M.D.'s research probes apnea causes

Saturday, March 31, 2007

Do genetics play a role in determining who is prone to obstructive sleep apnea? And is the severity of OSA linked to certain physiological traits?
These are among two of the key questions sleep specialist Dr. Charles Atwood is trying to find out in his ongoing research.
Atwood, associate professor of medicine at the University of Pittsburgh's division of pulmonary, allergy, and critical care medicine, says he is interested in learning about "every imaginable aspect" of the sleep disorder that is widely believed to be the root cause of serious health threats like heart disease and stroke.

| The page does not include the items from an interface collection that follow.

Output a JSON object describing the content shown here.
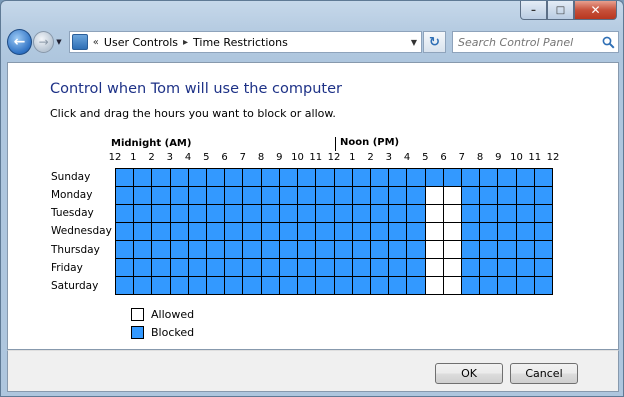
{
  "window": {
    "minimize_glyph": "–",
    "maximize_glyph": "□",
    "close_glyph": "✕"
  },
  "address_bar": {
    "overflow_glyph": "«",
    "breadcrumbs": [
      "User Controls",
      "Time Restrictions"
    ],
    "separator": "▸"
  },
  "search": {
    "placeholder": "Search Control Panel"
  },
  "page": {
    "title": "Control when Tom will use the computer",
    "instruction": "Click and drag the hours you want to block or allow."
  },
  "schedule": {
    "am_marker": "Midnight (AM)",
    "pm_marker": "Noon (PM)",
    "hour_labels": [
      "12",
      "1",
      "2",
      "3",
      "4",
      "5",
      "6",
      "7",
      "8",
      "9",
      "10",
      "11",
      "12",
      "1",
      "2",
      "3",
      "4",
      "5",
      "6",
      "7",
      "8",
      "9",
      "10",
      "11",
      "12"
    ],
    "days": [
      "Sunday",
      "Monday",
      "Tuesday",
      "Wednesday",
      "Thursday",
      "Friday",
      "Saturday"
    ],
    "allowed_hours": {
      "Sunday": [],
      "Monday": [
        17,
        18
      ],
      "Tuesday": [
        17,
        18
      ],
      "Wednesday": [
        17,
        18
      ],
      "Thursday": [
        17,
        18
      ],
      "Friday": [
        17,
        18
      ],
      "Saturday": [
        17,
        18
      ]
    },
    "colors": {
      "blocked": "#3399ff",
      "allowed": "#ffffff"
    }
  },
  "legend": {
    "allowed": "Allowed",
    "blocked": "Blocked"
  },
  "buttons": {
    "ok": "OK",
    "cancel": "Cancel"
  }
}
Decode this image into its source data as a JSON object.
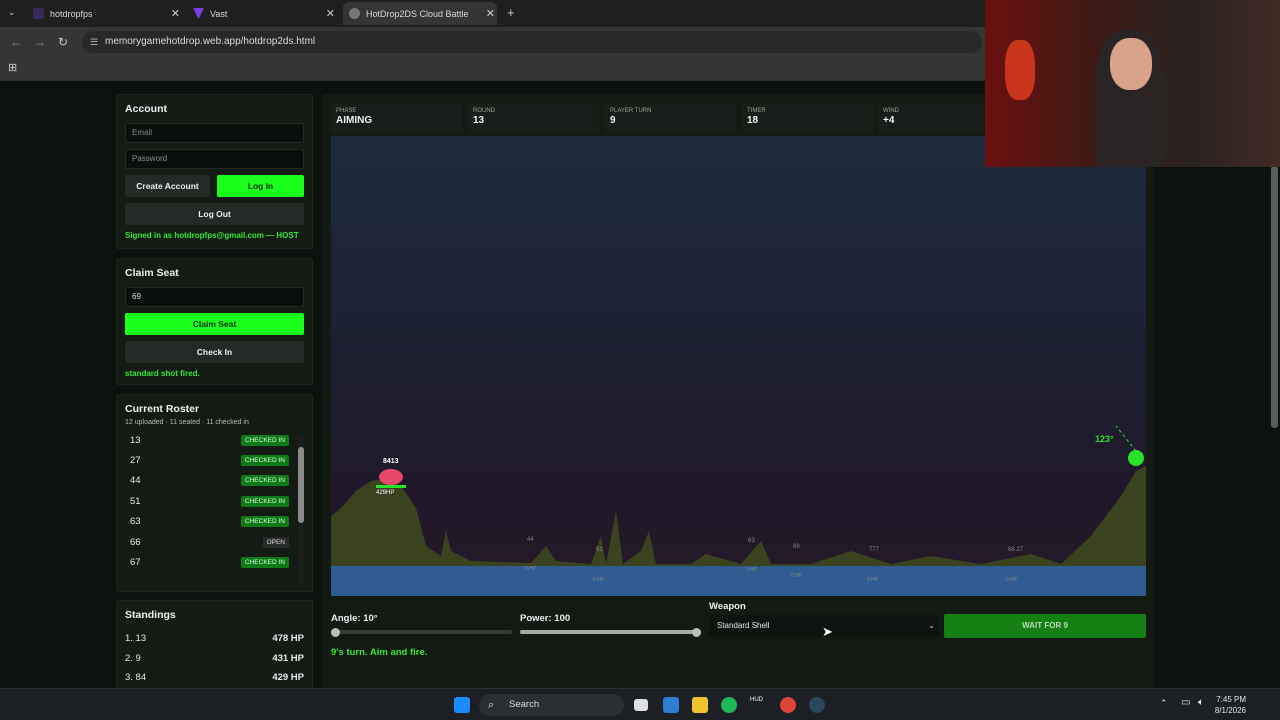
{
  "browser": {
    "tabs": [
      {
        "label": "hotdropfps"
      },
      {
        "label": "Vast"
      },
      {
        "label": "HotDrop2DS Cloud Battle"
      }
    ],
    "url": "memorygamehotdrop.web.app/hotdrop2ds.html",
    "new_tab_label": "+"
  },
  "account": {
    "title": "Account",
    "email_placeholder": "Email",
    "password_placeholder": "Password",
    "create_label": "Create Account",
    "login_label": "Log In",
    "logout_label": "Log Out",
    "status": "Signed in as hotdropfps@gmail.com — HOST"
  },
  "claim": {
    "title": "Claim Seat",
    "seat_value": "69",
    "claim_label": "Claim Seat",
    "checkin_label": "Check In",
    "status": "standard shot fired."
  },
  "roster": {
    "title": "Current Roster",
    "summary": "12 uploaded · 11 seated · 11 checked in",
    "rows": [
      {
        "seat": "13",
        "status": "CHECKED IN"
      },
      {
        "seat": "27",
        "status": "CHECKED IN"
      },
      {
        "seat": "44",
        "status": "CHECKED IN"
      },
      {
        "seat": "51",
        "status": "CHECKED IN"
      },
      {
        "seat": "63",
        "status": "CHECKED IN"
      },
      {
        "seat": "66",
        "status": "OPEN"
      },
      {
        "seat": "67",
        "status": "CHECKED IN"
      }
    ]
  },
  "standings": {
    "title": "Standings",
    "rows": [
      {
        "rank": "1. 13",
        "hp": "478 HP"
      },
      {
        "rank": "2. 9",
        "hp": "431 HP"
      },
      {
        "rank": "3. 84",
        "hp": "429 HP"
      }
    ]
  },
  "stats": [
    {
      "label": "PHASE",
      "value": "AIMING"
    },
    {
      "label": "ROUND",
      "value": "13"
    },
    {
      "label": "PLAYER TURN",
      "value": "9"
    },
    {
      "label": "TIMER",
      "value": "18"
    },
    {
      "label": "WIND",
      "value": "+4"
    }
  ],
  "game": {
    "left_tank_label": "8413",
    "left_tank_hp": "429HP",
    "right_tank_angle": "123°",
    "ghosts": [
      "44",
      "51",
      "63",
      "69",
      "777",
      "88 27"
    ],
    "ghost_hp": "0 HP"
  },
  "controls": {
    "angle_label": "Angle: 10°",
    "angle_value": 10,
    "power_label": "Power: 100",
    "power_value": 100,
    "weapon_label": "Weapon",
    "weapon_selected": "Standard Shell",
    "fire_label": "WAIT FOR 9",
    "turn_message": "9's turn. Aim and fire."
  },
  "taskbar": {
    "search_label": "Search",
    "time": "7:45 PM",
    "date": "8/1/2026"
  },
  "colors": {
    "accent_green": "#19ff1b",
    "badge_green": "#0e7a18",
    "left_tank": "#e8486a",
    "right_tank": "#28e428"
  }
}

"Some of the most important research questions in the field right now have to do with understanding the genetics of sleep apnea," he said. "There have been connections made for some time. Cranial facial features can also be a factor in whether someone is susceptible to apnea. Diagnostic scans of the face and upper airway can give us more information about how people breathe and some of the influential variables as well."
Although he considers advancement of sleep diagnostic equipment to be "at a little bit of a slow point," Atwood said he is interested in apnea screening devices being developed by respiratory manufacturers ResMed and Respironics.
"There is a move toward very simple devices to detect people that primarily have significant sleep apnea," Atwood said. "It is not clear whether these simple screeners detect milder forms of the disease, but it's intriguing that these companies are thinking about designing products that primarily detect the more severe form of the disease."
While Atwood says he isn't totally convinced that at-home sleep test results are an adequate substitute for freestanding sleep labs, he isn't dismissing them, either.
"I'm keeping an open mind about it," he said. "Some of the portable technology is promising, but more research needs to be done to find out how it fits in."
Atwood himself is embarking on a detailed study of portable systems to be carried out at Veterans Administration hospitals in Pittsburgh and Philadelphia over the next three years.